Dirtbag by Amber A'Lee Frost
The Glass Hotel by Emily St. John Mandel
Featured from the shop
I was sober and in AA for 11 years. I'm not sober anymore. This collection of essays looks at addiction, drug use, and recovery from an unorthodox lens.
"AA taught me the unflinching gaze and the primacy of honesty. And I need to tell this story: not a story of relapse or failure, but a story of transformation and change. The stories of people who leave AA are not told. I would hear whispers, notice people weren’t at meetings anymore, or see on social media that someone who had been sober no longer was. Usually this story was framed as relapse, and people in the program would express concern and worry for the person who had ‘gone out.’ Sometimes these people would return and tell the tale of their relapse and find their way back to sobriety.
But other times I would infer a different story. Sometimes I was following someone on social media, and I could tell they weren’t sober anymore, but it did not look like a chaotic relapse. They seemed happy and okay. And they didn’t come back to the rooms, and they didn’t talk about why they left, or how they understood their process, at least not publicly. Unfortunately, many in the program would subtly but explicitly judge these people, casting their experience as a relapse even if the person themselves didn’t understand it that way. They were counted among those who had ‘gone out’ and it was never considered possible that they had actually gone somewhere else entirely."

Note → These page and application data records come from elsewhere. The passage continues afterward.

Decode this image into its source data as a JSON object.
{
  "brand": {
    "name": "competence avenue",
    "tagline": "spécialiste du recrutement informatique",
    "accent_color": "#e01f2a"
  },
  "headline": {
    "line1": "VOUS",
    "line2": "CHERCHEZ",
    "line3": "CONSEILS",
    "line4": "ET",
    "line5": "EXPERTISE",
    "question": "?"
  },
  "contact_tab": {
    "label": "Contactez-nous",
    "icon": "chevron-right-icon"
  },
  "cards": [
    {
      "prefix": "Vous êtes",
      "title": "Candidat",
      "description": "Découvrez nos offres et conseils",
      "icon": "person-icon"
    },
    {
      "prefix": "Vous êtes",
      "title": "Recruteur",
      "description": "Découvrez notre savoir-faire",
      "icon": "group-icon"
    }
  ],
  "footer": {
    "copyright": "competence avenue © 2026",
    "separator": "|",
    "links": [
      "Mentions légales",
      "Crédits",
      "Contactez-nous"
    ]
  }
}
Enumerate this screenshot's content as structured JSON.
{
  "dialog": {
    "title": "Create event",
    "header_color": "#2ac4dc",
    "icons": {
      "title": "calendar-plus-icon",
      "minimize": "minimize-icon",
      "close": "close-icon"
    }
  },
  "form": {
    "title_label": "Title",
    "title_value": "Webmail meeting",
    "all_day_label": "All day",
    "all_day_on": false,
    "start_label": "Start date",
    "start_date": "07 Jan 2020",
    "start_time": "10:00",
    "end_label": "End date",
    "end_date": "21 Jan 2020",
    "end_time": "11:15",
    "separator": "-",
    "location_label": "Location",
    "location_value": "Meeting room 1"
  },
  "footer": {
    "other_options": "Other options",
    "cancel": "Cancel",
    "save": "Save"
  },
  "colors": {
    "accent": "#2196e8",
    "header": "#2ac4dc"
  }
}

Clementine Morrigan is a writer and public intellectual based in Montréal, Canada. She writes popular and controversial essays about culture, politics, ethics, relationships, sexuality, and trauma. A passionate believer in independent media, she’s been making zines since the year 2000 and is the author of several books. She’s known for her iconic white-text-on-a-black-background mini-essays on Instagram. One of the leading voices on the Canadian Left and one half of the Fucking Cancelled podcast, Clementine is an outspoken critic of cancel culture and a proponent of building solidarity across difference. She is a socialist, a feminist, and a vegan for the animals and the earth.